“Is your idea purely sexual, or more of another relationship? Do you play outside the marriage together, or do you play separately? Both?” These are just some of the questions that Gwen Lotery, a certified Sex and Couples Therapist urged couples, in an interview in 2020 to Brides.com, to ask each other when considering an open marriage.
Questions that need to be empowering and uncomfortable: “If your relationship is in a rocky place and you decide to go non-monogamous in order to save it, 99% of the time, it’s just not gonna work,” she adds.
So how does one navigate the path towards having a successful open marriage, and more importantly, what is an open relationship? To start with, no, it doesn’t mean the relationship overnight turns into a limitless ‘free pass’.
“An open relationship can have many forms including, and not limited to swinging, polyamory, and relationship anarchy,” says Rashi Vidyasagar, founder of The Alternative Story, an organisation that provides mental health services that are affordable, intersectional feminist, trauma-informed, queer-affirmative, caste-ware and kink-aware to individuals and organisations alike. “Understanding what kind of relationship style makes sense to you, as an individual and then as a couple is important,” Vidyasagar adds.

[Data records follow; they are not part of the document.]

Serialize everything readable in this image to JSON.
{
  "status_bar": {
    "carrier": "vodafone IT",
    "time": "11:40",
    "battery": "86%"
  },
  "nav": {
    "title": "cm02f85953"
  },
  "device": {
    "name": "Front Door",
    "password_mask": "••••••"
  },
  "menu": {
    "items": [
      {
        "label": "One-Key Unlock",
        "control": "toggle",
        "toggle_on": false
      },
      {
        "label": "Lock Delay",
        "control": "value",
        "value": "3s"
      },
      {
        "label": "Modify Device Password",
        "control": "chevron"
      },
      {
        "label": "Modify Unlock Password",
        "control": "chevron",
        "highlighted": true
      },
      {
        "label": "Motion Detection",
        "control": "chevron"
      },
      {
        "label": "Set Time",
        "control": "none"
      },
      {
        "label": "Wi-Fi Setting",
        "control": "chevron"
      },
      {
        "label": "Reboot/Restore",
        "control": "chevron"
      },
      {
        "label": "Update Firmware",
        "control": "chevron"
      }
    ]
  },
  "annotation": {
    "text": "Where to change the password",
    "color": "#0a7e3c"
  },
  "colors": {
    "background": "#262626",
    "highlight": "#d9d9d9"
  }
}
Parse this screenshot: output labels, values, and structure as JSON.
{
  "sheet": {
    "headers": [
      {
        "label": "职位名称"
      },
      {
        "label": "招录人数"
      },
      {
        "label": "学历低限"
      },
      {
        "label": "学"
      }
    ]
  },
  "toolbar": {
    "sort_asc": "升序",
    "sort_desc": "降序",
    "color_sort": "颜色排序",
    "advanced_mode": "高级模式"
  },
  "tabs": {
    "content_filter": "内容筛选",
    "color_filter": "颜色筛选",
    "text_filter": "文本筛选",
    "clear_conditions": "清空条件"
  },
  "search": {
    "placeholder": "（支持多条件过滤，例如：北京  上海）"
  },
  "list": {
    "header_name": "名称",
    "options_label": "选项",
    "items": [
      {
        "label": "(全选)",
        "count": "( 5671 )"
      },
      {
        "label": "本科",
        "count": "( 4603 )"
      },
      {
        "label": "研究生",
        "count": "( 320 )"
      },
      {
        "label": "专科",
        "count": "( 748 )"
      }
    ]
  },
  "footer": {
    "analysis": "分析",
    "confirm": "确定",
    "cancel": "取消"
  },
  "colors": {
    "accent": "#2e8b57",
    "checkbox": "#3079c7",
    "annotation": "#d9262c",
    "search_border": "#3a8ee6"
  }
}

This doesn’t, of course, work for all couples, nor is it a decision to arrive at lightly. While it could work for some, if there is no strong understanding of why one plans to enter into an open marriage, both parties involved could drive themselves towards high anxiety, feelings of existential angst, and vulnerability.
For starters, “love is infinite, but time is finite,” says Vidyasagar. “When you open up your marriage, you’re essentially giving a few hours of your day to your new partner. This will take away from time with your [spouse], your friends, your job and most importantly, with yourself.”
One ought to therefore ensure that enough time is dedicated to the marriage, to avoid jealousy which can send a marriage spiralling in the wrong direction. It’s essential to stay in tune with one’s feelings and constantly check-in with your partners to avoid feelings of inadequacy cropping up.
When Pune-based Simran* (32) spoke to her husband Raj* (34) about whether he had thought about being in an open marriage, she was mildly surprised when he said that he had given it a thought too. That night was just the beginning of a series of honest conversations, which even included several trips together to her therapist. The couple has been together for over nine years and have been in an open marriage for the last two years, one that they both say was a transformative step.
Piece by piece, they decided to put a guide in place, a step that relationship therapists believe is crucial. The guide ought to have pointers okayed by both partners, with the boundaries strictly respected through implementation.
Another couple from Bengaluru, Tara* (34) and Ved* (34) have been in a polyamorous relationship for four years now, and have been married for eight years. “For us, polyamory is not the rejection of monogamy on the whole, but as something that doesn’t fit us anymore,” says Tara, “Mononormativity is something that we do reject; there are various relationship styles and identities and we float through them as time allows us to,” she adds.
Here are four conversation touch points gleaned from the learnings of both these couples that those considering a successful open marriage can keep in mind.
Open Marriage: A WIP Conversation Guide:
1. Define your emotional and sexual boundaries. These are hard to set but are crucial to the relationship, especially when you transition from an exclusive to an open one. “You need to have a lot of conversation, this is time-consuming, but it will also help keep emotions like jealousy at bay,” says Vidyasagar. “Jealousy tells you that you are uncomfortable...Sometimes, you want to control your partner and their actions and loss of that control can bring up a lot of negative emotions.”
2. Schedule check-ins with your partner. “While neither of us want a complete don’t-ask-don’t tell relationship, we also don’t want a complete play-by-play; transparency and respect during open dialogue is essential for us,” explains Simran. “Instead of assumptions, we want to process our emotions, make adjustments as required and of course look at our primary relationship, too.”
3. Values are important. “For me, the idea of not being monogamous is that I don’t want to be defined by rules,” says Tara. “However, there are a set of values that are important to me. These include being honest and having an open dialogue with dignity and respect. When my partner has similar values and holds my values as important, I believe that rules will not matter.” Vidyasagar adds: “Having and discussing value systems and how they look in real life scenarios can be much more useful than putting rules in place.”
4. Prioritise your marriage. “Our relationship comes first,” says Simran, “Since we are adding more people to the mix, we understood that we were not looking at this as a ‘solution’ to solve anything that was wrong between us, but that this is something that we wanted to do; to connect with other people.”
Without such conversations that can lead to essential and mutually agreed-upon guidelines and sturdy checks in place, an open marriage can come with the ultimate cost: the end of the marriage itself.
In order to even consider taking a step in the non-monogamous direction, a couple should make sure they know what they want from their relationships and that they have the inner belief to make it work for all those involved. A good idea would also be to include a therapist in this conversation to help prioritise expectations about what a couple wants from an open marriage.
*Names changed to protect the privacy of those interviewed.
Richa Sheth is a freelancer writer based in Pune. She explores complexities within human interactions and relationships